That’s all it takes to become a permanent resident! Sounds simple enough! But things aren’t always what they seem to be, as you will see later.

Having never been to Kingston before, we had no idea how to get there or where to go once we arrived. There are four main ways to get to Kingston, fly, take a bus, hire a taxi, or drive yourself. In 2002, airplane tickets were $150.00 US per person round trip with several convenient flights during the day. The buses are the small 30 passenger type which are filled with people before they leave. These buses leave Montego Bay between 4:00-5:00 in the morning. Taxi fares are negotiable but are usually around $200.00 US round trip. Driving ourselves was out of the question mainly because road signs are hard to find. Also, the roads in Kingston have more one-way streets than in Boston, MA, if that’s possible. We opted for the taxi. The driver picked us up at our home, drove directly to immigration, waited for us, then drove us home. Very practical, I thought.

We left Mobay at 5:00 AM and arrived at immigrations at 9:00 AM just as they were opening. There was a short wait before we had our interview with the immigration officer. At last the process was about to begin!

We were given the two pages of requirements that I have listed above. They could be submitted then or any time during the process. The sooner they are submitted, the better off you are. My wife and I came reasonably prepared. We had our passports, birth certificates, marriage license, and financial statements. The first requirement was to write a letter stating why we wanted to become residents. We did this on a plain piece of paper provided by the officer. No standard forms, just a plain piece of paper. That’s 5 out of 9 requirements!

The passport photos and the medical certificate should be easy to obtain. All that would leave for us to do is get the police certificate from the state of MA and references from 2 reputable citizens.

The first task was to find 2 reputable citizens to write our letters of reference. Where do we start? Let’s see. How about the young man who sold us Jamaican bracelets downtown? He seemed reputable. Then there was that nice lady who had braided my wife’s hair for the past few years! This would be a difficult task for many folks just moving into a new country and not knowing many people, but we were fortunate.

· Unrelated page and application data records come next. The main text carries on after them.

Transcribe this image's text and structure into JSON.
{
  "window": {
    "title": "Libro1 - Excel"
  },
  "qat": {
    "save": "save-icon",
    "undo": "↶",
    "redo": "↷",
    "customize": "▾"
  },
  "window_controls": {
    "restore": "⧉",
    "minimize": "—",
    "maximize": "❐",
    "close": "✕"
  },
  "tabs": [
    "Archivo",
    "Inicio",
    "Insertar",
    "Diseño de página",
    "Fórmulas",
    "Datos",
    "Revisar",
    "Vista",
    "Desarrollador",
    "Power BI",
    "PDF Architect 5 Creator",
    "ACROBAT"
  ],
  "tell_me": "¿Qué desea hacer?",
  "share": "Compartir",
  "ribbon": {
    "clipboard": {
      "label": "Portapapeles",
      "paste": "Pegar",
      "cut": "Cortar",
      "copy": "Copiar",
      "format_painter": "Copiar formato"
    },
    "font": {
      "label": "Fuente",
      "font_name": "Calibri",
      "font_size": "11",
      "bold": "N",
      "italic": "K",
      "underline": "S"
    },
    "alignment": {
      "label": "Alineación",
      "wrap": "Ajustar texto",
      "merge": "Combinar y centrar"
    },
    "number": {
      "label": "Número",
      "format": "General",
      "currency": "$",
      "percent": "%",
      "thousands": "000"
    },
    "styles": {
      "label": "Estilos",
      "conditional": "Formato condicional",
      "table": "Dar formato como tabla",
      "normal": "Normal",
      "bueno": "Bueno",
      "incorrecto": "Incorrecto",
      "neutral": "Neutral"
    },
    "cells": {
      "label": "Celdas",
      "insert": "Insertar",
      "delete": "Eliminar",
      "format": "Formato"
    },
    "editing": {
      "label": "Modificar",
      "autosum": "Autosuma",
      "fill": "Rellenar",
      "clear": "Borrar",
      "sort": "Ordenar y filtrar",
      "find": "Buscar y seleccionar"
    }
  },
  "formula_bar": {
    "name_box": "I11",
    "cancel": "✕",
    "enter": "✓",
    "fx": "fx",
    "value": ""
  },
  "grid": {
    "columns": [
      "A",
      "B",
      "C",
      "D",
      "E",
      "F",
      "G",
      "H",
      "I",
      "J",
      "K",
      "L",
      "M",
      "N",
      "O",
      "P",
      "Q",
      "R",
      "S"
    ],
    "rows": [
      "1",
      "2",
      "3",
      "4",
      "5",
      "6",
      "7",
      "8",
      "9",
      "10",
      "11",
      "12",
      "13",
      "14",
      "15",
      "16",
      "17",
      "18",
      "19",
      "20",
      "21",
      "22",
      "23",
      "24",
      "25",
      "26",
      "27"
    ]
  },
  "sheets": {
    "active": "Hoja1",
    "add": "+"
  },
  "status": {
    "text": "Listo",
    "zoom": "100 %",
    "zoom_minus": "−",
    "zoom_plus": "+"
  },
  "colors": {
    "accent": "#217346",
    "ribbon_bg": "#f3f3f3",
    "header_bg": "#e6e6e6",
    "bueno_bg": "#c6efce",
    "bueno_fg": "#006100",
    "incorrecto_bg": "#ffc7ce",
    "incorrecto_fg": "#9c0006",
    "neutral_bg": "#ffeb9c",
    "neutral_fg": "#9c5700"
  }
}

Our neighbor across the street is a partner in a law firm. That’s a good start! The man down the street is a retired inspector with the Jamaican Constabulary Force. He must be a reputable citizen! Both of them gave us glowing letters of reference.

Passport size photos are widely used by other government agencies in Jamaica, such as a drivers license. It is a good idea to get 6 or 8 at one time thus saving time consuming trips to the photo shop.

This ends part one of “How to Become a Permanent Resident.” Next month you will see bureaucratic problems we had with both Jamaica and the state of MA. I will also share our second and third year visits to immigration.

About the author

John Casey